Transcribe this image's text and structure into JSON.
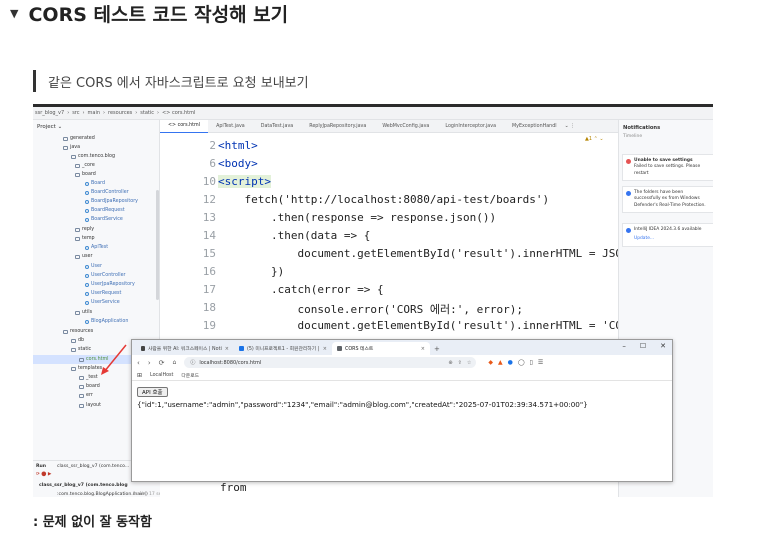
{
  "heading": {
    "marker": "▼",
    "text": "CORS 테스트 코드 작성해 보기"
  },
  "quote": {
    "text": "같은 CORS 에서 자바스크립트로 요청 보내보기"
  },
  "ide": {
    "breadcrumb": [
      "ssr_blog_v7",
      "›",
      "src",
      "›",
      "main",
      "›",
      "resources",
      "›",
      "static",
      "›",
      "<> cors.html"
    ],
    "project_label": "Project ⌄",
    "tree": [
      {
        "label": "generated",
        "kind": "folder"
      },
      {
        "label": "java",
        "kind": "folder"
      },
      {
        "label": "com.tenco.blog",
        "kind": "folder"
      },
      {
        "label": "_core",
        "kind": "folder"
      },
      {
        "label": "board",
        "kind": "folder"
      },
      {
        "label": "Board",
        "kind": "class"
      },
      {
        "label": "BoardController",
        "kind": "class"
      },
      {
        "label": "BoardJpaRepository",
        "kind": "class"
      },
      {
        "label": "BoardRequest",
        "kind": "class"
      },
      {
        "label": "BoardService",
        "kind": "class"
      },
      {
        "label": "reply",
        "kind": "folder"
      },
      {
        "label": "temp",
        "kind": "folder"
      },
      {
        "label": "ApiTest",
        "kind": "class"
      },
      {
        "label": "user",
        "kind": "folder"
      },
      {
        "label": "User",
        "kind": "class"
      },
      {
        "label": "UserController",
        "kind": "class"
      },
      {
        "label": "UserJpaRepository",
        "kind": "class"
      },
      {
        "label": "UserRequest",
        "kind": "class"
      },
      {
        "label": "UserService",
        "kind": "class"
      },
      {
        "label": "utils",
        "kind": "folder"
      },
      {
        "label": "BlogApplication",
        "kind": "class"
      },
      {
        "label": "resources",
        "kind": "folder"
      },
      {
        "label": "db",
        "kind": "folder"
      },
      {
        "label": "static",
        "kind": "folder"
      },
      {
        "label": "cors.html",
        "kind": "file"
      },
      {
        "label": "templates",
        "kind": "folder"
      },
      {
        "label": "_test",
        "kind": "folder"
      },
      {
        "label": "board",
        "kind": "folder"
      },
      {
        "label": "err",
        "kind": "folder"
      },
      {
        "label": "layout",
        "kind": "folder"
      }
    ],
    "run": {
      "label": "Run",
      "config": "class_ssr_blog_v7 (com.tenco...",
      "line1": "class_ssr_blog_v7 (com.tenco.blog",
      "line1_time": "",
      "line2": ":com.tenco.blog.BlogApplication.main()",
      "line2_time": "1 min, 17 sec"
    },
    "tabs": [
      "<> cors.html",
      "ApiTest.java",
      "DataTest.java",
      "ReplyJpaRepository.java",
      "WebMvcConfig.java",
      "LoginInterceptor.java",
      "MyExceptionHandl"
    ],
    "tabs_more": "⌄  ⋮",
    "warning": "▲1 ⌃ ⌄",
    "line_numbers": [
      "2",
      "6",
      "10",
      "12",
      "13",
      "14",
      "15",
      "16",
      "17",
      "18",
      "19"
    ],
    "code_lines": [
      "<html>",
      "<body>",
      "<script>",
      "    fetch('http://localhost:8080/api-test/boards')",
      "        .then(response => response.json())",
      "        .then(data => {",
      "            document.getElementById('result').innerHTML = JSON.s",
      "        })",
      "        .catch(error => {",
      "            console.error('CORS 에러:', error);",
      "            document.getElementById('result').innerHTML = 'CORS"
    ],
    "code_tail": "from",
    "notifications": {
      "title": "Notifications",
      "timeline": "Timeline",
      "items": [
        {
          "title": "Unable to save settings",
          "body": "Failed to save settings. Please restart",
          "color": "#e55353"
        },
        {
          "title": "",
          "body": "The folders have been successfully ex from Windows Defender's Real-Time Protection.",
          "color": "#3574f0"
        },
        {
          "title": "",
          "body": "IntelliJ IDEA 2024.3.6 available",
          "link": "Update...",
          "color": "#3574f0"
        }
      ]
    }
  },
  "browser": {
    "tabs": [
      {
        "label": "사람을 위한 AI: 워크스페이스 | Noti",
        "color": "#444444"
      },
      {
        "label": "(5) 미니프로젝트1 - 회원관리하기 |",
        "color": "#1a73e8"
      },
      {
        "label": "CORS 테스트",
        "color": "#5f6368"
      }
    ],
    "newtab": "+",
    "controls": [
      "–",
      "☐",
      "✕"
    ],
    "url": "localhost:8080/cors.html",
    "bookmarks": [
      "LocalHost",
      "다운로드"
    ],
    "api_button": "API 호출",
    "result": "{\"id\":1,\"username\":\"admin\",\"password\":\"1234\",\"email\":\"admin@blog.com\",\"createdAt\":\"2025-07-01T02:39:34.571+00:00\"}"
  },
  "footer": ": 문제 없이 잘 동작함",
  "colors": {
    "accent": "#3574f0",
    "arrow": "#e53935",
    "selection": "#d4e2ff"
  }
}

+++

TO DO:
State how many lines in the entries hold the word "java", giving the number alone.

ANSWER TO THIS TASK:
6